Granting Title without Warranties
A deed doesn’t have to make any deed covenants. Some authorities use different labels to distinguish between two types of deeds that make no covenants of title:
Bargain and sale deed: This label may describe a deed that says it conveys a particular estate to the grantee but that doesn’t warrant title to that estate.
Quitclaim deed: A quitclaim deed doesn’t purport to convey any particular estate at all. Instead of saying the grantor conveys fee simple absolute or some other estate, the quitclaim deed just says that it conveys whatever right, title, or interest the grantor may have in the described property.
Quitclaim deeds are commonly used for gifts, when the grantee isn’t paying anything for the property and the grantor has no incentive to warrant title. They’re also used to clear up title problems.
If title is uncertain, the person seeking to get clear title may get quitclaim deeds from possible conflicting claimants. In such cases, the grantor may not own anything at all, so he uses a quitclaim deed to indicate that he gives the grantee whatever rights he has in the property, if any.
Whether these labels are used or not, there may be an important difference between bargain and sale deeds and quitclaim deeds.
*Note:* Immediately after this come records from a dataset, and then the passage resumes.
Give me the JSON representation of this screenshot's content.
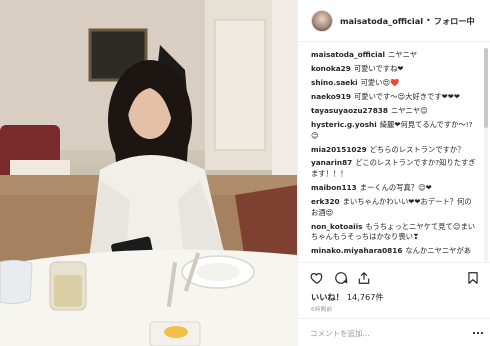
{
  "post": {
    "username": "maisatoda_official",
    "separator": "•",
    "follow_label": "フォロー中",
    "likes_label": "いいね！",
    "likes_count": "14,767件",
    "time_ago": "6時間前",
    "comment_placeholder": "コメントを追加..."
  },
  "comments": [
    {
      "user": "maisatoda_official",
      "text": "ニヤニヤ"
    },
    {
      "user": "konoka29",
      "text": "可愛いですね❤"
    },
    {
      "user": "shino.saeki",
      "text": "可愛い😍❤️"
    },
    {
      "user": "naeko919",
      "text": "可愛いです〜😍大好きです❤❤❤"
    },
    {
      "user": "tayasuyaozu27838",
      "text": "ニヤニヤ😊"
    },
    {
      "user": "hysteric.g.yoshi",
      "text": "綺麗❤何見てるんですか〜!?😊"
    },
    {
      "user": "mia20151029",
      "text": "どちらのレストランですか？"
    },
    {
      "user": "yanarin87",
      "text": "どこのレストランですか?知りたすぎます！！！"
    },
    {
      "user": "maibon113",
      "text": "まーくんの写真？😊❤"
    },
    {
      "user": "erk320",
      "text": "まいちゃんかわいい❤❤おデート？何のお酒😍"
    },
    {
      "user": "non_kotoaiis",
      "text": "もうちょっとニヤケて見て😊まいちゃんもうそっちはかなり喪い❣"
    },
    {
      "user": "minako.miyahara0816",
      "text": "なんかニヤニヤがあ"
    }
  ],
  "icons": {
    "like": "heart-icon",
    "comment": "speech-bubble-icon",
    "share": "share-icon",
    "save": "bookmark-icon",
    "more": "ellipsis-icon"
  }
}
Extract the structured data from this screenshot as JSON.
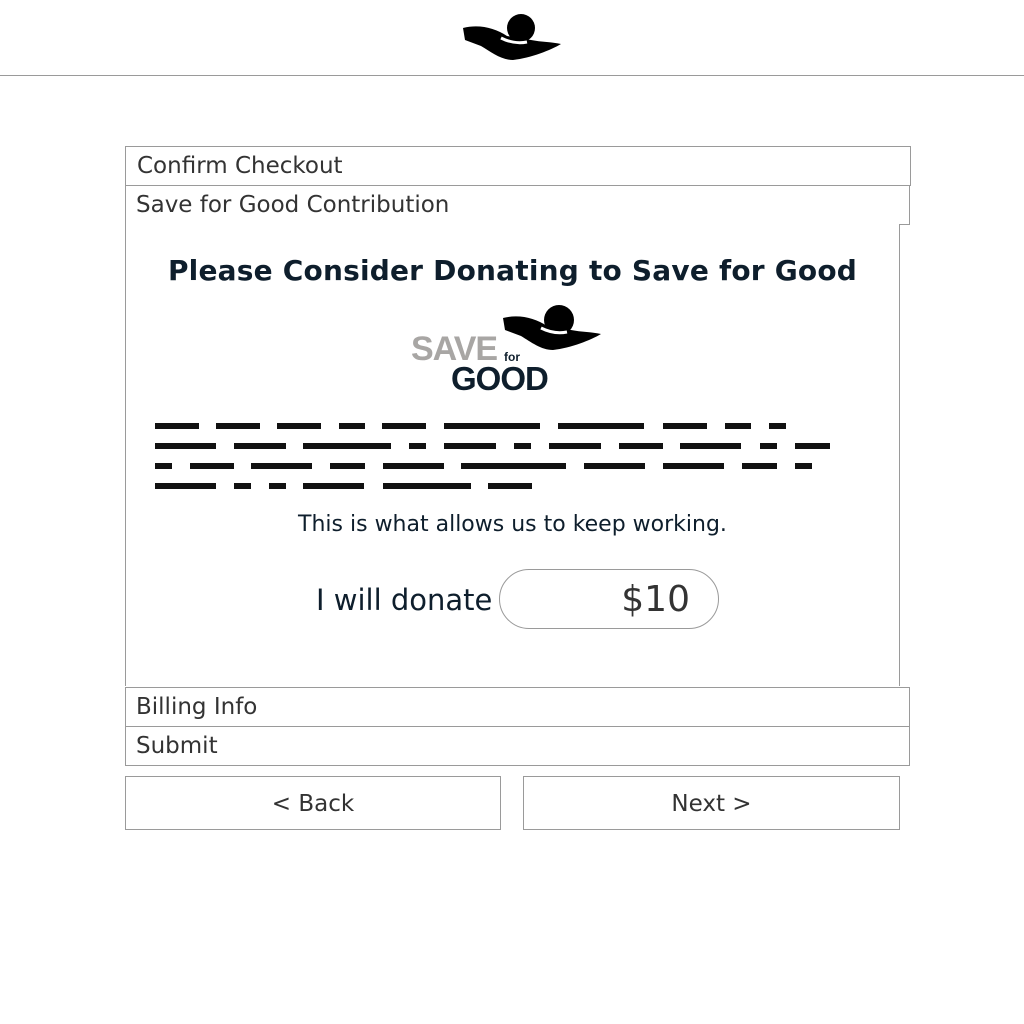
{
  "header": {
    "logo_icon": "donation-hand-icon"
  },
  "steps": {
    "confirm_checkout": "Confirm Checkout",
    "contribution": "Save for Good Contribution",
    "billing": "Billing Info",
    "submit": "Submit"
  },
  "contribution": {
    "headline": "Please Consider Donating to Save for Good",
    "brand_logo": {
      "save": "SAVE",
      "for": "for",
      "good": "GOOD",
      "icon": "donation-hand-icon"
    },
    "tagline": "This is what allows us to keep working.",
    "donate_label": "I will donate",
    "donate_value": "$10"
  },
  "nav": {
    "back": "< Back",
    "next": "Next >"
  },
  "colors": {
    "text_dark": "#0e1e2c",
    "logo_gray": "#a8a6a4",
    "border": "#9a9a9a"
  }
}
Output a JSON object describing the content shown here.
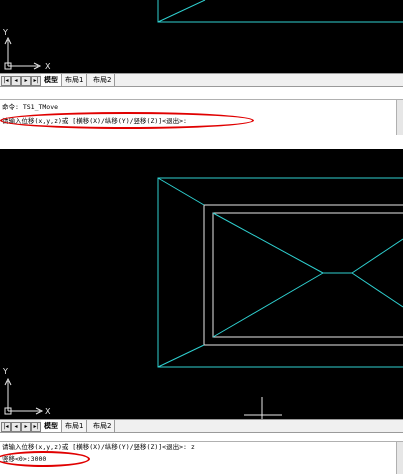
{
  "top_panel": {
    "tabs": [
      {
        "label": "模型",
        "active": true
      },
      {
        "label": "布局1",
        "active": false
      },
      {
        "label": "布局2",
        "active": false
      }
    ],
    "axis": {
      "x_label": "X",
      "y_label": "Y"
    },
    "command_lines": [
      "命令: TS1_TMove",
      "请输入位移(x,y,z)或 [横移(X)/纵移(Y)/竖移(Z)]<退出>:"
    ]
  },
  "bottom_panel": {
    "tabs": [
      {
        "label": "模型",
        "active": true
      },
      {
        "label": "布局1",
        "active": false
      },
      {
        "label": "布局2",
        "active": false
      }
    ],
    "axis": {
      "x_label": "X",
      "y_label": "Y"
    },
    "command_lines": [
      "请输入位移(x,y,z)或 [横移(X)/纵移(Y)/竖移(Z)]<退出>: z",
      "竖移<0>:3000"
    ]
  },
  "colors": {
    "canvas_bg": "#000000",
    "drawing_cyan": "#2fd0d0",
    "drawing_white": "#e8e8e8",
    "highlight_red": "#e00000"
  },
  "icons": [
    "nav-first-icon",
    "nav-prev-icon",
    "nav-next-icon",
    "nav-last-icon",
    "ucs-axis-icon"
  ]
}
If the deed says that the grantor conveys a particular estate, courts are more likely to hold that if the grantor later acquires some or all of that estate, it automatically passes to the grantee.
Why? Because the deed estops the grantor from denying that the grantee owns it. If the deed doesn’t convey a particular estate but just says that the grantor gives whatever he owns in the property, if anything, then courts are less likely to apply the estoppel by deed doctrine.